▶ _RECORD EXTRACTS_
┌──

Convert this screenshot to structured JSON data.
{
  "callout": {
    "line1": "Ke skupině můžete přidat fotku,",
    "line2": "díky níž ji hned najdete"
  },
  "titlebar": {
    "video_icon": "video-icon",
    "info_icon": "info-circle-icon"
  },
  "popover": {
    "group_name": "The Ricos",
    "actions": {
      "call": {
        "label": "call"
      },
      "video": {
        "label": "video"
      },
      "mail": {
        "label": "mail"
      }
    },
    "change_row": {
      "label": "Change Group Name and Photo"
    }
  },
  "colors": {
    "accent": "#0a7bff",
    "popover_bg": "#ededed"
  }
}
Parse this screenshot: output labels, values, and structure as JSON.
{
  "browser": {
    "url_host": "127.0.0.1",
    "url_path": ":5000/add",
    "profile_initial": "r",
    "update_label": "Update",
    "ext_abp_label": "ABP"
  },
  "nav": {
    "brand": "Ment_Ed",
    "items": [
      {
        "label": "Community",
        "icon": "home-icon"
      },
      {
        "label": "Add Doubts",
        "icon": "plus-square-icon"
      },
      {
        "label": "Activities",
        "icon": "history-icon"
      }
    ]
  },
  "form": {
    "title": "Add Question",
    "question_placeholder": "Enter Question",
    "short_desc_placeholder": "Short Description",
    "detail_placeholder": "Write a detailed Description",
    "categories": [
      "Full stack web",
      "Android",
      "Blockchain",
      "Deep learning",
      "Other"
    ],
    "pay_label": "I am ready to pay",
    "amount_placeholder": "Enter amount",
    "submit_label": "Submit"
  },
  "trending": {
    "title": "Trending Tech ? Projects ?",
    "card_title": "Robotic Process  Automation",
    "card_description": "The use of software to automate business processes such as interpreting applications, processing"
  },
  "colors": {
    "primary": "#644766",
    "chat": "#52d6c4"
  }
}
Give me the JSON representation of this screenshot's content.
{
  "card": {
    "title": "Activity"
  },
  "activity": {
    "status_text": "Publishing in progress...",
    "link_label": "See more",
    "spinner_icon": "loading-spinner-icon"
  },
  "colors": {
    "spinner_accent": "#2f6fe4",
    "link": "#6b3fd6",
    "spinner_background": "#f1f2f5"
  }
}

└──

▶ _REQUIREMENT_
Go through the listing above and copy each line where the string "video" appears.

▶ _RESPONSE FOR THIS EXERCISE_
    "video_icon": "video-icon",
      "video": {
        "label": "video"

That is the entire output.